» Exercise prompt
Please return every line from the entries that has the string "label" in it.
****************************************
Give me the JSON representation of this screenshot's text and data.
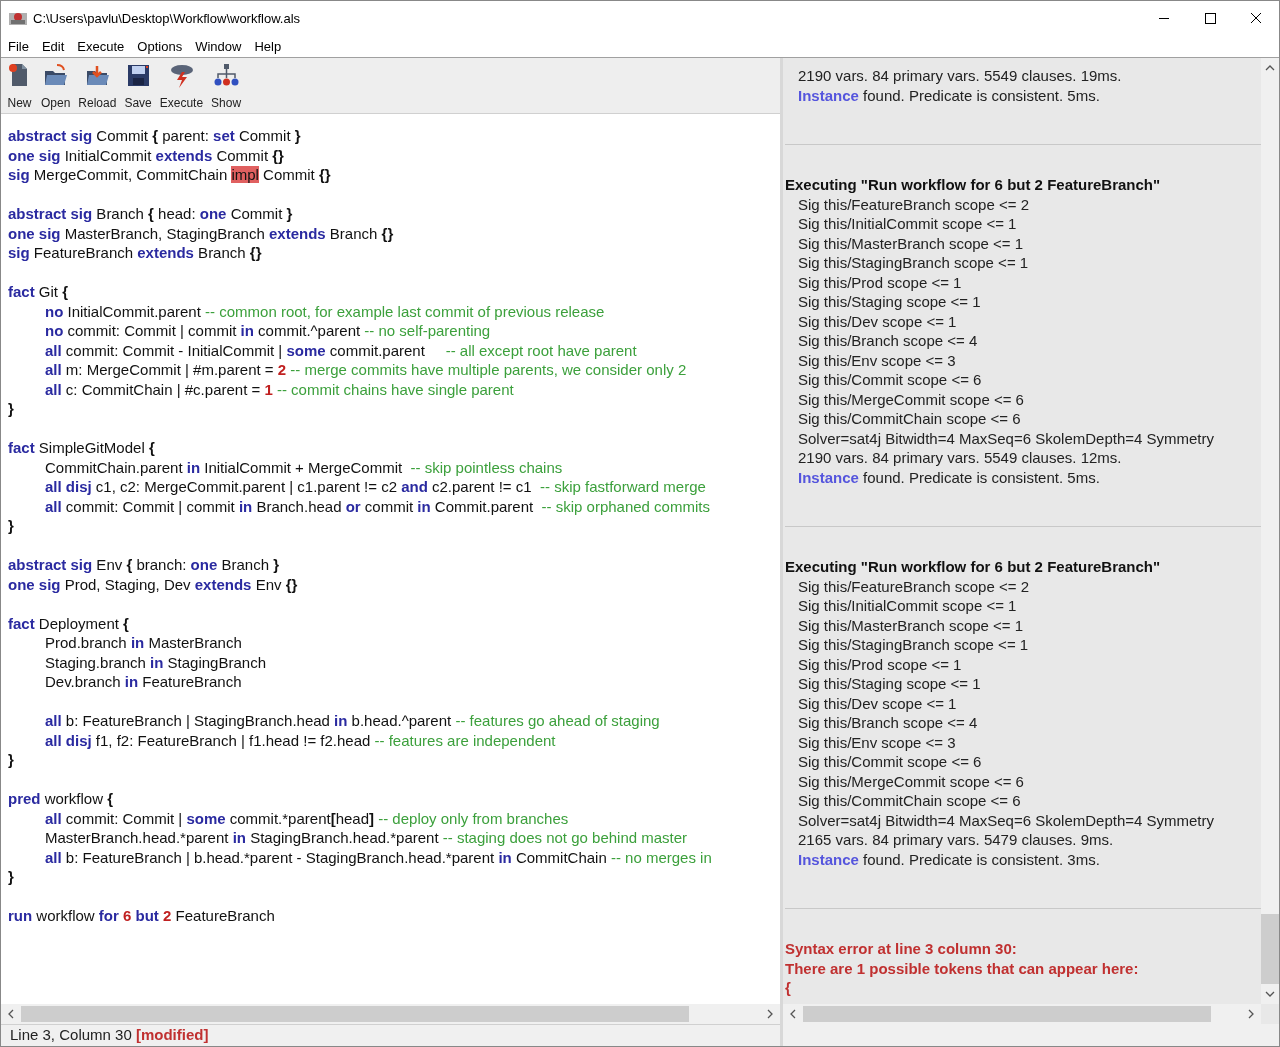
{
  "window": {
    "title": "C:\\Users\\pavlu\\Desktop\\Workflow\\workflow.als"
  },
  "menu": [
    {
      "label": "File"
    },
    {
      "label": "Edit"
    },
    {
      "label": "Execute"
    },
    {
      "label": "Options"
    },
    {
      "label": "Window"
    },
    {
      "label": "Help"
    }
  ],
  "toolbar": [
    {
      "label": "New",
      "kind": "new"
    },
    {
      "label": "Open",
      "kind": "open"
    },
    {
      "label": "Reload",
      "kind": "reload"
    },
    {
      "label": "Save",
      "kind": "save"
    },
    {
      "label": "Execute",
      "kind": "execute"
    },
    {
      "label": "Show",
      "kind": "show"
    }
  ],
  "editor": {
    "blocks": [
      [
        {
          "indented": false,
          "tokens": [
            {
              "text": "abstract sig",
              "kind": "kw"
            },
            {
              "text": " Commit ",
              "kind": "id"
            },
            {
              "text": "{",
              "kind": "brace"
            },
            {
              "text": " parent: ",
              "kind": "id"
            },
            {
              "text": "set",
              "kind": "kw"
            },
            {
              "text": " Commit ",
              "kind": "id"
            },
            {
              "text": "}",
              "kind": "brace"
            }
          ]
        },
        {
          "indented": false,
          "tokens": [
            {
              "text": "one sig",
              "kind": "kw"
            },
            {
              "text": " InitialCommit ",
              "kind": "id"
            },
            {
              "text": "extends",
              "kind": "kw"
            },
            {
              "text": " Commit ",
              "kind": "id"
            },
            {
              "text": "{}",
              "kind": "brace"
            }
          ]
        },
        {
          "indented": false,
          "tokens": [
            {
              "text": "sig",
              "kind": "kw"
            },
            {
              "text": " MergeCommit, CommitChain ",
              "kind": "id"
            },
            {
              "text": "impl",
              "kind": "error"
            },
            {
              "text": " Commit ",
              "kind": "id"
            },
            {
              "text": "{}",
              "kind": "brace"
            }
          ]
        }
      ],
      [
        {
          "indented": false,
          "tokens": [
            {
              "text": "abstract sig",
              "kind": "kw"
            },
            {
              "text": " Branch ",
              "kind": "id"
            },
            {
              "text": "{",
              "kind": "brace"
            },
            {
              "text": " head: ",
              "kind": "id"
            },
            {
              "text": "one",
              "kind": "kw"
            },
            {
              "text": " Commit ",
              "kind": "id"
            },
            {
              "text": "}",
              "kind": "brace"
            }
          ]
        },
        {
          "indented": false,
          "tokens": [
            {
              "text": "one sig",
              "kind": "kw"
            },
            {
              "text": " MasterBranch, StagingBranch ",
              "kind": "id"
            },
            {
              "text": "extends",
              "kind": "kw"
            },
            {
              "text": " Branch ",
              "kind": "id"
            },
            {
              "text": "{}",
              "kind": "brace"
            }
          ]
        },
        {
          "indented": false,
          "tokens": [
            {
              "text": "sig",
              "kind": "kw"
            },
            {
              "text": " FeatureBranch ",
              "kind": "id"
            },
            {
              "text": "extends",
              "kind": "kw"
            },
            {
              "text": " Branch ",
              "kind": "id"
            },
            {
              "text": "{}",
              "kind": "brace"
            }
          ]
        }
      ],
      [
        {
          "indented": false,
          "tokens": [
            {
              "text": "fact",
              "kind": "kw"
            },
            {
              "text": " Git ",
              "kind": "id"
            },
            {
              "text": "{",
              "kind": "brace"
            }
          ]
        },
        {
          "indented": true,
          "tokens": [
            {
              "text": "no",
              "kind": "kw"
            },
            {
              "text": " InitialCommit.parent ",
              "kind": "id"
            },
            {
              "text": "-- common root, for example last commit of previous release",
              "kind": "comment"
            }
          ]
        },
        {
          "indented": true,
          "tokens": [
            {
              "text": "no",
              "kind": "kw"
            },
            {
              "text": " commit: Commit | commit ",
              "kind": "id"
            },
            {
              "text": "in",
              "kind": "kw"
            },
            {
              "text": " commit.^parent ",
              "kind": "id"
            },
            {
              "text": "-- no self-parenting",
              "kind": "comment"
            }
          ]
        },
        {
          "indented": true,
          "tokens": [
            {
              "text": "all",
              "kind": "kw"
            },
            {
              "text": " commit: Commit - InitialCommit | ",
              "kind": "id"
            },
            {
              "text": "some",
              "kind": "kw"
            },
            {
              "text": " commit.parent     ",
              "kind": "id"
            },
            {
              "text": "-- all except root have parent",
              "kind": "comment"
            }
          ]
        },
        {
          "indented": true,
          "tokens": [
            {
              "text": "all",
              "kind": "kw"
            },
            {
              "text": " m: MergeCommit | #m.parent = ",
              "kind": "id"
            },
            {
              "text": "2",
              "kind": "num"
            },
            {
              "text": " -- merge commits have multiple parents, we consider only 2",
              "kind": "comment"
            }
          ]
        },
        {
          "indented": true,
          "tokens": [
            {
              "text": "all",
              "kind": "kw"
            },
            {
              "text": " c: CommitChain | #c.parent = ",
              "kind": "id"
            },
            {
              "text": "1",
              "kind": "num"
            },
            {
              "text": " -- commit chains have single parent",
              "kind": "comment"
            }
          ]
        },
        {
          "indented": false,
          "tokens": [
            {
              "text": "}",
              "kind": "brace"
            }
          ]
        }
      ],
      [
        {
          "indented": false,
          "tokens": [
            {
              "text": "fact",
              "kind": "kw"
            },
            {
              "text": " SimpleGitModel ",
              "kind": "id"
            },
            {
              "text": "{",
              "kind": "brace"
            }
          ]
        },
        {
          "indented": true,
          "tokens": [
            {
              "text": "CommitChain.parent ",
              "kind": "id"
            },
            {
              "text": "in",
              "kind": "kw"
            },
            {
              "text": " InitialCommit + MergeCommit  ",
              "kind": "id"
            },
            {
              "text": "-- skip pointless chains",
              "kind": "comment"
            }
          ]
        },
        {
          "indented": true,
          "tokens": [
            {
              "text": "all disj",
              "kind": "kw"
            },
            {
              "text": " c1, c2: MergeCommit.parent | c1.parent != c2 ",
              "kind": "id"
            },
            {
              "text": "and",
              "kind": "kw"
            },
            {
              "text": " c2.parent != c1  ",
              "kind": "id"
            },
            {
              "text": "-- skip fastforward merge",
              "kind": "comment"
            }
          ]
        },
        {
          "indented": true,
          "tokens": [
            {
              "text": "all",
              "kind": "kw"
            },
            {
              "text": " commit: Commit | commit ",
              "kind": "id"
            },
            {
              "text": "in",
              "kind": "kw"
            },
            {
              "text": " Branch.head ",
              "kind": "id"
            },
            {
              "text": "or",
              "kind": "kw"
            },
            {
              "text": " commit ",
              "kind": "id"
            },
            {
              "text": "in",
              "kind": "kw"
            },
            {
              "text": " Commit.parent  ",
              "kind": "id"
            },
            {
              "text": "-- skip orphaned commits",
              "kind": "comment"
            }
          ]
        },
        {
          "indented": false,
          "tokens": [
            {
              "text": "}",
              "kind": "brace"
            }
          ]
        }
      ],
      [
        {
          "indented": false,
          "tokens": [
            {
              "text": "abstract sig",
              "kind": "kw"
            },
            {
              "text": " Env ",
              "kind": "id"
            },
            {
              "text": "{",
              "kind": "brace"
            },
            {
              "text": " branch: ",
              "kind": "id"
            },
            {
              "text": "one",
              "kind": "kw"
            },
            {
              "text": " Branch ",
              "kind": "id"
            },
            {
              "text": "}",
              "kind": "brace"
            }
          ]
        },
        {
          "indented": false,
          "tokens": [
            {
              "text": "one sig",
              "kind": "kw"
            },
            {
              "text": " Prod, Staging, Dev ",
              "kind": "id"
            },
            {
              "text": "extends",
              "kind": "kw"
            },
            {
              "text": " Env ",
              "kind": "id"
            },
            {
              "text": "{}",
              "kind": "brace"
            }
          ]
        }
      ],
      [
        {
          "indented": false,
          "tokens": [
            {
              "text": "fact",
              "kind": "kw"
            },
            {
              "text": " Deployment ",
              "kind": "id"
            },
            {
              "text": "{",
              "kind": "brace"
            }
          ]
        },
        {
          "indented": true,
          "tokens": [
            {
              "text": "Prod.branch ",
              "kind": "id"
            },
            {
              "text": "in",
              "kind": "kw"
            },
            {
              "text": " MasterBranch",
              "kind": "id"
            }
          ]
        },
        {
          "indented": true,
          "tokens": [
            {
              "text": "Staging.branch ",
              "kind": "id"
            },
            {
              "text": "in",
              "kind": "kw"
            },
            {
              "text": " StagingBranch",
              "kind": "id"
            }
          ]
        },
        {
          "indented": true,
          "tokens": [
            {
              "text": "Dev.branch ",
              "kind": "id"
            },
            {
              "text": "in",
              "kind": "kw"
            },
            {
              "text": " FeatureBranch",
              "kind": "id"
            }
          ]
        }
      ],
      [
        {
          "indented": true,
          "tokens": [
            {
              "text": "all",
              "kind": "kw"
            },
            {
              "text": " b: FeatureBranch | StagingBranch.head ",
              "kind": "id"
            },
            {
              "text": "in",
              "kind": "kw"
            },
            {
              "text": " b.head.^parent ",
              "kind": "id"
            },
            {
              "text": "-- features go ahead of staging",
              "kind": "comment"
            }
          ]
        },
        {
          "indented": true,
          "tokens": [
            {
              "text": "all disj",
              "kind": "kw"
            },
            {
              "text": " f1, f2: FeatureBranch | f1.head != f2.head ",
              "kind": "id"
            },
            {
              "text": "-- features are independent",
              "kind": "comment"
            }
          ]
        },
        {
          "indented": false,
          "tokens": [
            {
              "text": "}",
              "kind": "brace"
            }
          ]
        }
      ],
      [
        {
          "indented": false,
          "tokens": [
            {
              "text": "pred",
              "kind": "kw"
            },
            {
              "text": " workflow ",
              "kind": "id"
            },
            {
              "text": "{",
              "kind": "brace"
            }
          ]
        },
        {
          "indented": true,
          "tokens": [
            {
              "text": "all",
              "kind": "kw"
            },
            {
              "text": " commit: Commit | ",
              "kind": "id"
            },
            {
              "text": "some",
              "kind": "kw"
            },
            {
              "text": " commit.*parent",
              "kind": "id"
            },
            {
              "text": "[",
              "kind": "brace"
            },
            {
              "text": "head",
              "kind": "id"
            },
            {
              "text": "]",
              "kind": "brace"
            },
            {
              "text": " -- deploy only from branches",
              "kind": "comment"
            }
          ]
        },
        {
          "indented": true,
          "tokens": [
            {
              "text": "MasterBranch.head.*parent ",
              "kind": "id"
            },
            {
              "text": "in",
              "kind": "kw"
            },
            {
              "text": " StagingBranch.head.*parent ",
              "kind": "id"
            },
            {
              "text": "-- staging does not go behind master",
              "kind": "comment"
            }
          ]
        },
        {
          "indented": true,
          "tokens": [
            {
              "text": "all",
              "kind": "kw"
            },
            {
              "text": " b: FeatureBranch | b.head.*parent - StagingBranch.head.*parent ",
              "kind": "id"
            },
            {
              "text": "in",
              "kind": "kw"
            },
            {
              "text": " CommitChain ",
              "kind": "id"
            },
            {
              "text": "-- no merges in",
              "kind": "comment"
            }
          ]
        },
        {
          "indented": false,
          "tokens": [
            {
              "text": "}",
              "kind": "brace"
            }
          ]
        }
      ],
      [
        {
          "indented": false,
          "tokens": [
            {
              "text": "run",
              "kind": "kw"
            },
            {
              "text": " workflow ",
              "kind": "id"
            },
            {
              "text": "for ",
              "kind": "kw"
            },
            {
              "text": "6 ",
              "kind": "num"
            },
            {
              "text": "but ",
              "kind": "kw"
            },
            {
              "text": "2",
              "kind": "num"
            },
            {
              "text": " FeatureBranch",
              "kind": "id"
            }
          ]
        }
      ]
    ]
  },
  "status_bar": {
    "position": "Line 3, Column 30",
    "flag": "[modified]"
  },
  "log": {
    "sections": [
      {
        "lines": [
          {
            "kind": "info",
            "text": "2190 vars. 84 primary vars. 5549 clauses. 19ms."
          },
          {
            "kind": "result",
            "keyword": "Instance",
            "text": " found. Predicate is consistent. 5ms."
          }
        ]
      },
      {
        "lines": [
          {
            "kind": "header",
            "text": "Executing \"Run workflow for 6 but 2 FeatureBranch\""
          },
          {
            "kind": "info",
            "text": "Sig this/FeatureBranch scope <= 2"
          },
          {
            "kind": "info",
            "text": "Sig this/InitialCommit scope <= 1"
          },
          {
            "kind": "info",
            "text": "Sig this/MasterBranch scope <= 1"
          },
          {
            "kind": "info",
            "text": "Sig this/StagingBranch scope <= 1"
          },
          {
            "kind": "info",
            "text": "Sig this/Prod scope <= 1"
          },
          {
            "kind": "info",
            "text": "Sig this/Staging scope <= 1"
          },
          {
            "kind": "info",
            "text": "Sig this/Dev scope <= 1"
          },
          {
            "kind": "info",
            "text": "Sig this/Branch scope <= 4"
          },
          {
            "kind": "info",
            "text": "Sig this/Env scope <= 3"
          },
          {
            "kind": "info",
            "text": "Sig this/Commit scope <= 6"
          },
          {
            "kind": "info",
            "text": "Sig this/MergeCommit scope <= 6"
          },
          {
            "kind": "info",
            "text": "Sig this/CommitChain scope <= 6"
          },
          {
            "kind": "info",
            "text": "Solver=sat4j Bitwidth=4 MaxSeq=6 SkolemDepth=4 Symmetry"
          },
          {
            "kind": "info",
            "text": "2190 vars. 84 primary vars. 5549 clauses. 12ms."
          },
          {
            "kind": "result",
            "keyword": "Instance",
            "text": " found. Predicate is consistent. 5ms."
          }
        ]
      },
      {
        "lines": [
          {
            "kind": "header",
            "text": "Executing \"Run workflow for 6 but 2 FeatureBranch\""
          },
          {
            "kind": "info",
            "text": "Sig this/FeatureBranch scope <= 2"
          },
          {
            "kind": "info",
            "text": "Sig this/InitialCommit scope <= 1"
          },
          {
            "kind": "info",
            "text": "Sig this/MasterBranch scope <= 1"
          },
          {
            "kind": "info",
            "text": "Sig this/StagingBranch scope <= 1"
          },
          {
            "kind": "info",
            "text": "Sig this/Prod scope <= 1"
          },
          {
            "kind": "info",
            "text": "Sig this/Staging scope <= 1"
          },
          {
            "kind": "info",
            "text": "Sig this/Dev scope <= 1"
          },
          {
            "kind": "info",
            "text": "Sig this/Branch scope <= 4"
          },
          {
            "kind": "info",
            "text": "Sig this/Env scope <= 3"
          },
          {
            "kind": "info",
            "text": "Sig this/Commit scope <= 6"
          },
          {
            "kind": "info",
            "text": "Sig this/MergeCommit scope <= 6"
          },
          {
            "kind": "info",
            "text": "Sig this/CommitChain scope <= 6"
          },
          {
            "kind": "info",
            "text": "Solver=sat4j Bitwidth=4 MaxSeq=6 SkolemDepth=4 Symmetry"
          },
          {
            "kind": "info",
            "text": "2165 vars. 84 primary vars. 5479 clauses. 9ms."
          },
          {
            "kind": "result",
            "keyword": "Instance",
            "text": " found. Predicate is consistent. 3ms."
          }
        ]
      },
      {
        "lines": [
          {
            "kind": "error",
            "text": "Syntax error at line 3 column 30:"
          },
          {
            "kind": "error",
            "text": "There are 1 possible tokens that can appear here:"
          },
          {
            "kind": "error",
            "text": "{"
          }
        ]
      }
    ]
  }
}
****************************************
» Answer to this task
      "label": "File"
      "label": "Edit"
      "label": "Execute"
      "label": "Options"
      "label": "Window"
      "label": "Help"
      "label": "New",
      "label": "Open",
      "label": "Reload",
      "label": "Save",
      "label": "Execute",
      "label": "Show",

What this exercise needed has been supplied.